Monday, 14 April 2014

Blog Tour, tagged by PENNY HANCOCK

Thanks to Penny Hancock for including me in the BLOG TOUR. I met Penny at a literary event in Southwold, disturbingly entitled Slaughter in the Scout Hut, and she was no more than 30 seconds into her talk when I knew I'd buy her book and love it. And I did: TIDELINE is wonderful, a forty-something woman's obsession with a youth gone wrong, a crime chiller for the MILF classes. Check Penny out on her website:
So, this Blog Tour is basically a literary pyramid scheme, except instead of having to send a chocoloate bar or a pair of knickers (anyone else remember that one?) you simply have to answer some questions on your blog. So I shall do so, in the hope that someone will still send me a bar of chocolate…(don’t worry about the knickers. That one always struck me as a bit odd.)

What are you working on now? My Sister & Other Liars.

Why do you write what you do? As always with my writing, it is inspired by a real event.
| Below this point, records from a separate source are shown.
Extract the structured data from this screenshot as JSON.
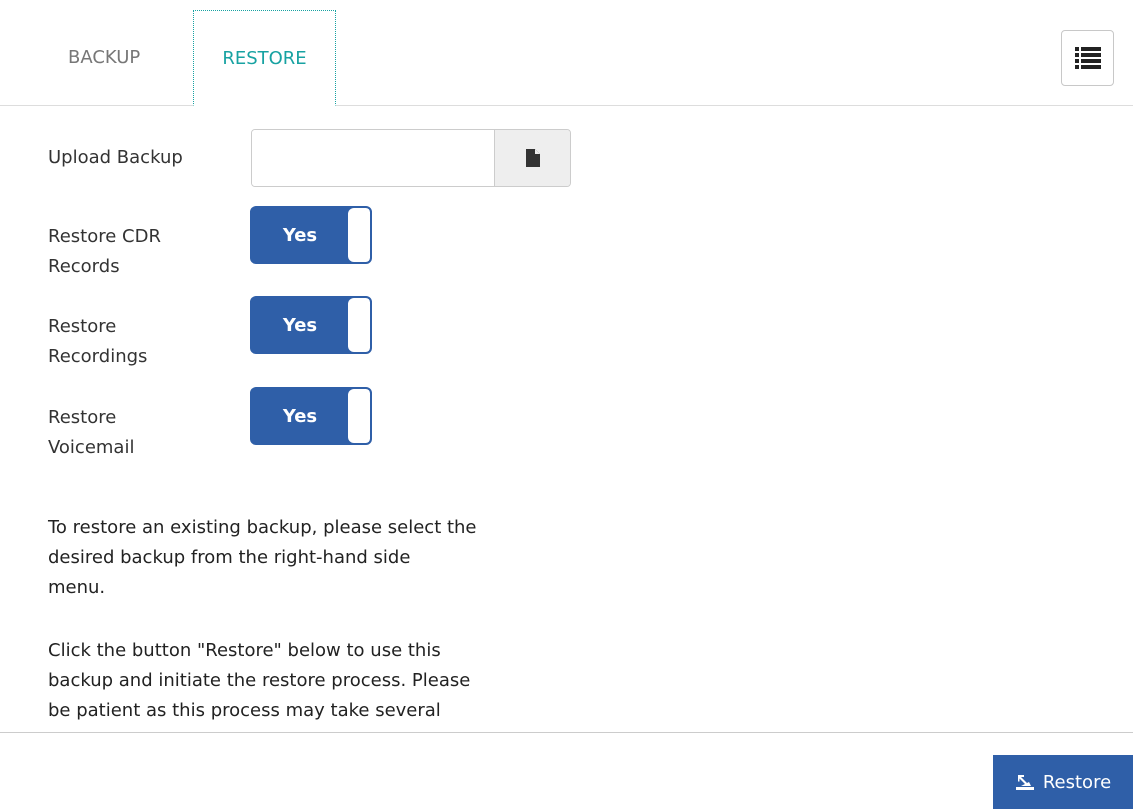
{
  "tabs": [
    {
      "label": "BACKUP",
      "active": false
    },
    {
      "label": "RESTORE",
      "active": true
    }
  ],
  "menu_button": {
    "icon": "list-icon"
  },
  "form": {
    "upload": {
      "label": "Upload Backup",
      "value": "",
      "icon": "file-icon"
    },
    "restore_cdr": {
      "label_line1": "Restore CDR",
      "label_line2": "Records",
      "toggle": "Yes"
    },
    "restore_recordings": {
      "label_line1": "Restore",
      "label_line2": "Recordings",
      "toggle": "Yes"
    },
    "restore_voicemail": {
      "label_line1": "Restore",
      "label_line2": "Voicemail",
      "toggle": "Yes"
    }
  },
  "info": {
    "para1_line1": "To restore an existing backup, please select the",
    "para1_line2": "desired backup from the right-hand side",
    "para1_line3": "menu.",
    "para2_line1": "Click the button \"Restore\" below to use this",
    "para2_line2": "backup and initiate the restore process. Please",
    "para2_line3": "be patient as this process may take several"
  },
  "footer": {
    "restore_button": {
      "label": "Restore",
      "icon": "restore-icon"
    }
  },
  "colors": {
    "accent": "#2f5fa8",
    "active_tab": "#17a2a2"
  }
}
Several years ago I was watching a TV programme about a young girl whose sister had been attacked, and left brain damaged. The girl was told that the police had no idea who had attacked her sister and they were closing the case.

My novel starts at exactly that point, fictionally working through what a girl in that position would feel and think and – most importantly – do.

How does your writing differ from others of the genre? I’m hoping it will appeal to young adults, as well as older readers, as Sam is just sixteen years old when she receives this devastating news. She decides that, if the police can’t bring her sister’s attacker to justice, then she will. The story takes place over the following 2 weeks, culminating on her 17th birthday, which is also the anniversary of the attack.

How does your writing process work? It takes months. Years. Who’s counting? It’s not a race, and the reader doesn’t care how long it took, just so long as it’s a damn good read! I write a first draft in a fever, and then edit by going over and over what I've written, never afraid to cut, always hoping to improve. 

I’m attracted to stories that raise my anxiety, those newspaper headlines that linger long after the paper has been binned. Writing is my way of working through it. 

Okay, writers I like and admire, and would add to the BLOG TOUR are :
Gary Murning
Guy Mankowski
Sophie Duffy  sophieduffy.wordpress. com

Friday, 4 April 2014

Dugdall in the Duchy...

When I was a kid, I hated Sundays. The seventh day would yawn ahead of me, defined only by boredom and roast beef. No shops, no plans, nothing doing. Hitting my teens, the day only lifted at 5pm when the Top 40 boomed from radio and I could amuse myself for two hours trying to capture songs on tape without any of the DJ’s chatter, a test of my digital dexterity on the `pause` and `record` buttons.

But then the world changed. Shops started to open, no-one bothered with tapes anymore, and the weekend finally had function.

That was many moons ago, but I find myself again thrown back into that Sunday feeling. On my first Sunday in the Duchy I had no idea of the time-warp that had happened overnight, until I arrived at the door of Auchan to find it shut. To my open-mouthed horror, even IKEA was closed.
Deciding to take advantage of forced recreational time, we took a family trip to Little Switzerland and discovered a wonderful walk starting at the dramatic and steep Wolf Gorge then winding around sleepy villages and dramatic rock formations, following the meandering stream back to the car, By then our stomachs had started to grumble, but we couldn't find any place selling dejeuner, no pretty café or bistro. Subway was open, but that wasn't exactly the authentic experience we had in mind.
As we munched on our Hearty Italians, walking through the picturesque villages, it felt like everyone else was snoozing. Could it be true?

Embracing once again the Sunday feeling, last week we went to MUDAM. Now, what I love best about modern art is its accessibility. It doesn't stare at you from the wall, challenging you to study your art history’ no, modern art is what we make of it. I’ll never forget seeing Tracey Emin’s tent, embroidered with the names all the men she’d ever slept with. So simple, so fascinating.
And MUDAM didn't disappoint. Lee Bul’s work especially grabbed the attention of the kids, who sat rapt in front of the dozen or so retching dogs, a homage to the artist`s own pet and lovingly re-worked in the same pose using various materials. “I like the one with cotton wool.” “Nah, I like that one, covered in tape!”
I think Ms Bul would have been delighted to see how engaged, how thrilled, we all felt by her work but sadly the security guards weren’t so delighted. They flinched every time the kids moved.
In the mirror instalation we discovered earphones that made everything around sound dream-like, so we had great fun taking turns with the headset and shouting at each other like we were in a coma, “Wake up! Don’t follow the light!” Until we were told off.
I’d love to have had Lee Bull with me at that moment. She is a woman who dressed like a human squid for 2 weeks in TOKYO airport, so I don’t think she’ d have had any truck with officious guards. However, as a rather more timid creature, I whispered to the kids to hush and resolved that next Sunday maybe we'll visit a cathedral.

Afterwards we drove home, via a garage for milk and provision, and then had an afternoon snooze. When in Rome….